Having already added Jesse Chavez and J.A. Happ to the mix and re-signing Marco Estrada early in the offseason, Blue Jays interim GM Tony LaCava said the team will continue to pursue pitching upgrades, as Sportsnet’s Ben Nicholson-Smith reports. Nicholson-Smith added that LaCava declined to comment on free agent ace David Price. It is believed that the Jays will not pursue Price and other big-name free agent starting pitchers given their November activity.

The Jays re-signed Estrada to a two-year, $26 million deal on November 13, acquired Chavez from the Athletics in exchange for reliever Liam Hendriks on November 20 and signed Happ to a three-year, $36 million deal on Friday.

Nicholson-Smith notes in a column on Sportsnet that the Jays need to address the bullpen in particular. That is especially true after swapping Hendriks, who had a career-best 2.92 ERA out of the Jays’ bullpen in 2015, for a back-end starting pitcher.

Report: Jonathan Papelbon is “untradeable”

Jonathan Papelbon
AP Photo/Jacquelyn Martin

Jon Heyman of CBS Sports spoke to an anonymous baseball executive, who said that Nationals closer Jonathan Papelbon is “untradeable”. The Nationals are hoping to trade both Papelbon and the man he displaced, Drew Storen.

Papelbon has a poor reputation in baseball, particularly after a dugout altercation with superstar outfielder Bryce Harper. Focusing strictly on what he does on the field, Papelbon still gets the job done. The 35-year-old finished the last season with a combined 2.13 ERA, 24 saves, and a 56/12 K/BB ratio over 63 1/3 innings between the Phillies and Nationals.

The Nationals owe Papelbon $11 million for the 2016 season.

Minor league home run king Mike Hessman retires

NEW YORK - JULY 29:  Mike Hessman #19 of the New York Mets bats against the St. Louis Cardinals on July 29, 2010 at Citi Field in the Flushing neighborhood of the Queens borough of New York City. The Mets defeated the Cardinals 4-0.  (Photo by Jim McIsaac/Getty Images)
Jim McIsaac/Getty Images
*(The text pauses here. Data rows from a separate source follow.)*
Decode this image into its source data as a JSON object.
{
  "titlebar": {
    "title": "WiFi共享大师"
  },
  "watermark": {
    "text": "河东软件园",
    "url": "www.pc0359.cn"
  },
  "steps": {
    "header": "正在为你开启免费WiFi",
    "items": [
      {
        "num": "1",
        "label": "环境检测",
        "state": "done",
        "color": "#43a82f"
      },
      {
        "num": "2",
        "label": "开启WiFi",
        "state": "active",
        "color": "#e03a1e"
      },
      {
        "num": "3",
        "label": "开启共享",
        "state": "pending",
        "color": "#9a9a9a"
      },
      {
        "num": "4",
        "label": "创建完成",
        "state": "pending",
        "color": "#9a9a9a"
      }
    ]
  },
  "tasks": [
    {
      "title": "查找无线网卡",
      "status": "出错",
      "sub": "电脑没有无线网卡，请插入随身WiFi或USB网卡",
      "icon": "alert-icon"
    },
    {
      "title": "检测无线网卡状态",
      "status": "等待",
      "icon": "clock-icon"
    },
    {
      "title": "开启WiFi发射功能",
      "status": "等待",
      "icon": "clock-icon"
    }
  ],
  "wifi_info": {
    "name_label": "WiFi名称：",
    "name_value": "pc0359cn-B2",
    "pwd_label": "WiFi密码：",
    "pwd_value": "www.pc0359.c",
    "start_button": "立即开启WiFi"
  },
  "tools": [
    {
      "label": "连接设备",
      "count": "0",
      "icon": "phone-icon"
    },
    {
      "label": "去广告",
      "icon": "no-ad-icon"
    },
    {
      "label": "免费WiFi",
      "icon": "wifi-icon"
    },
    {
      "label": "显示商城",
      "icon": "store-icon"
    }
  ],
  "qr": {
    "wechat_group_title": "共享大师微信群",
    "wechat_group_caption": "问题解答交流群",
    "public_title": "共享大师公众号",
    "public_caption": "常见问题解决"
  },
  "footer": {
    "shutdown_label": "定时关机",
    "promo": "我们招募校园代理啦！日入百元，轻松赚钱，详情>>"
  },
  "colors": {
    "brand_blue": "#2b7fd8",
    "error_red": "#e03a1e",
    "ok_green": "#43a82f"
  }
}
Baseball America’s J.J. Cooper reports that corner infielder Mike Hessman has retired from professional baseball after 20 seasons. Hessman hit 433 home runs in the minor leagues, an all-time record. He broke Buzz Arlett’s record this past August and with style as #433 was a grand slam.

Hessman, 37, was selected in the 16th round of the 1996 draft by the Braves and remained with the organization through the 2004 season. He then went to the Tigers from 2005-09, the Mets in 2010, then drifted into the Astros and Reds’ farm systems before returning to the Tigers for the last two years.

Hessman took 250 plate appearances at the major league level, batting .188/.272/.422 with 14 home runs and 33 RBI.